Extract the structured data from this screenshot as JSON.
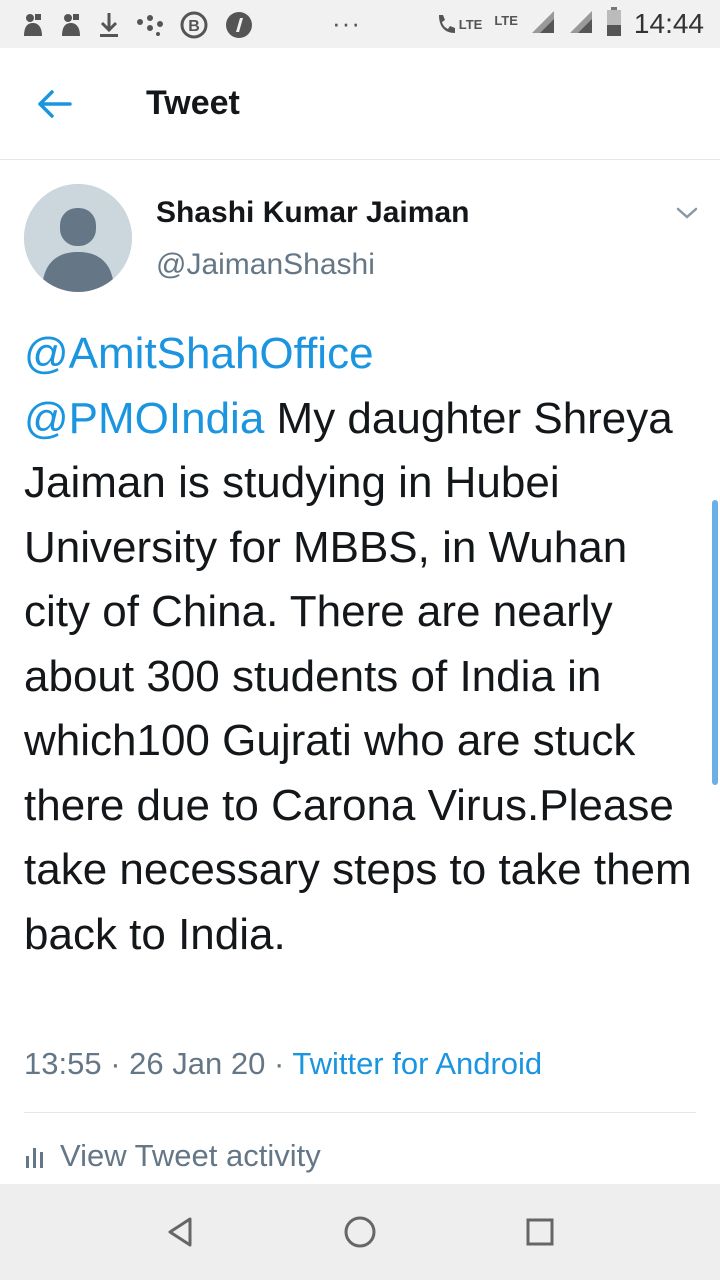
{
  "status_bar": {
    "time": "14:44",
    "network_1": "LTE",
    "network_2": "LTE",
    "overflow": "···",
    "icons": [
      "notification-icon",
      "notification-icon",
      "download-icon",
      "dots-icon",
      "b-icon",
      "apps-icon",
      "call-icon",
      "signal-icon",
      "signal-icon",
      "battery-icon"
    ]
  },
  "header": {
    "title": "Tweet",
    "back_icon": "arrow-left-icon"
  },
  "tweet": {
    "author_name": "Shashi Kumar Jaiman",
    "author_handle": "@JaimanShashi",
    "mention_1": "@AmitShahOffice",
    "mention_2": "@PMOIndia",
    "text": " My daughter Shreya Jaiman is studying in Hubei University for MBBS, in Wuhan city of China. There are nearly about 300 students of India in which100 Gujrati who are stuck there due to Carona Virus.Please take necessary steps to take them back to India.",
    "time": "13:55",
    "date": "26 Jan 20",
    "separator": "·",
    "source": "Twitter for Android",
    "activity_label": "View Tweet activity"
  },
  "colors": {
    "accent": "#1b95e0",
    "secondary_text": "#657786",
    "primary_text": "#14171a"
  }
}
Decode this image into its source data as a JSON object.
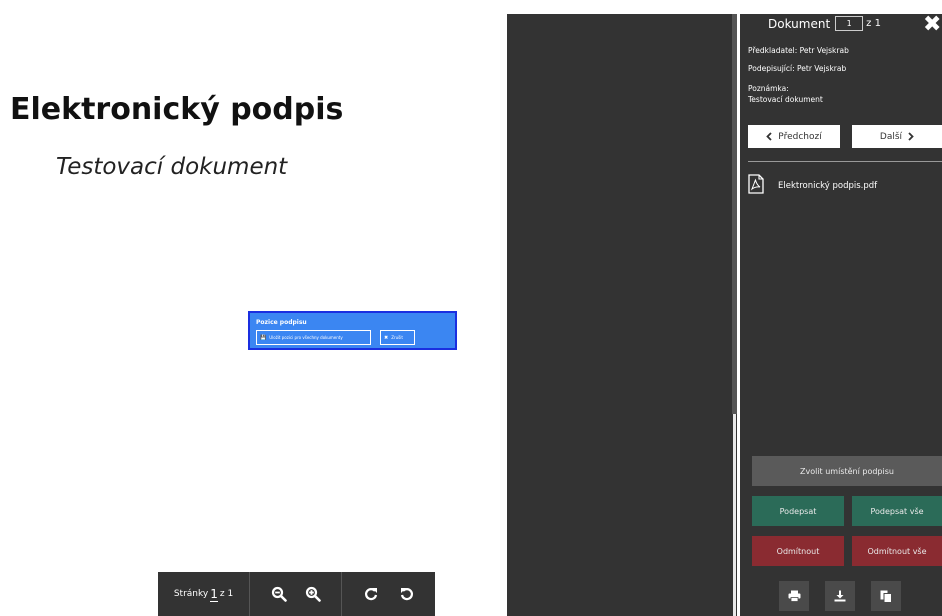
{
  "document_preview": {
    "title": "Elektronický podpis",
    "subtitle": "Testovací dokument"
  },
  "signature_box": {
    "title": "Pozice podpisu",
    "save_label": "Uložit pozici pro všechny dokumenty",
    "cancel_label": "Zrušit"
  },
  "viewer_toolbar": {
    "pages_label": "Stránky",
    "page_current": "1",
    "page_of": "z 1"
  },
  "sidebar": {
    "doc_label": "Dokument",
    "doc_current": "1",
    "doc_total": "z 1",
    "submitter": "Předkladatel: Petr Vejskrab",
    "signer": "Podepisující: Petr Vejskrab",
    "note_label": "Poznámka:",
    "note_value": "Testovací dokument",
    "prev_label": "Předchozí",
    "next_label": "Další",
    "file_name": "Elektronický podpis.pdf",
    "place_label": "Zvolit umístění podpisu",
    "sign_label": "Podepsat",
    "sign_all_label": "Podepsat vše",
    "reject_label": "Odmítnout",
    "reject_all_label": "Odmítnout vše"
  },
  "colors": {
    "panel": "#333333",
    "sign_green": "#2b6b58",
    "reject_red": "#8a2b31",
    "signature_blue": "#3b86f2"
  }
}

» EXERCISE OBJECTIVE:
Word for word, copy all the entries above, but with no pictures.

» RESPONSE:
Extract the structured data from this screenshot as JSON.
{
  "status_bar": {
    "time": "14:44",
    "network_1": "LTE",
    "network_2": "LTE",
    "overflow": "···",
    "icons": [
      "notification-icon",
      "notification-icon",
      "download-icon",
      "dots-icon",
      "b-icon",
      "apps-icon",
      "call-icon",
      "signal-icon",
      "signal-icon",
      "battery-icon"
    ]
  },
  "header": {
    "title": "Tweet",
    "back_icon": "arrow-left-icon"
  },
  "tweet": {
    "author_name": "Shashi Kumar Jaiman",
    "author_handle": "@JaimanShashi",
    "mention_1": "@AmitShahOffice",
    "mention_2": "@PMOIndia",
    "text": " My daughter Shreya Jaiman is studying in Hubei University for MBBS, in Wuhan city of China. There are nearly about 300 students of India in which100 Gujrati who are stuck there due to Carona Virus.Please take necessary steps to take them back to India.",
    "time": "13:55",
    "date": "26 Jan 20",
    "separator": "·",
    "source": "Twitter for Android",
    "activity_label": "View Tweet activity"
  },
  "colors": {
    "accent": "#1b95e0",
    "secondary_text": "#657786",
    "primary_text": "#14171a"
  }
}
Decode this image into its source data as a JSON object.
{
  "document_preview": {
    "title": "Elektronický podpis",
    "subtitle": "Testovací dokument"
  },
  "signature_box": {
    "title": "Pozice podpisu",
    "save_label": "Uložit pozici pro všechny dokumenty",
    "cancel_label": "Zrušit"
  },
  "viewer_toolbar": {
    "pages_label": "Stránky",
    "page_current": "1",
    "page_of": "z 1"
  },
  "sidebar": {
    "doc_label": "Dokument",
    "doc_current": "1",
    "doc_total": "z 1",
    "submitter": "Předkladatel: Petr Vejskrab",
    "signer": "Podepisující: Petr Vejskrab",
    "note_label": "Poznámka:",
    "note_value": "Testovací dokument",
    "prev_label": "Předchozí",
    "next_label": "Další",
    "file_name": "Elektronický podpis.pdf",
    "place_label": "Zvolit umístění podpisu",
    "sign_label": "Podepsat",
    "sign_all_label": "Podepsat vše",
    "reject_label": "Odmítnout",
    "reject_all_label": "Odmítnout vše"
  },
  "colors": {
    "panel": "#333333",
    "sign_green": "#2b6b58",
    "reject_red": "#8a2b31",
    "signature_blue": "#3b86f2"
  }
}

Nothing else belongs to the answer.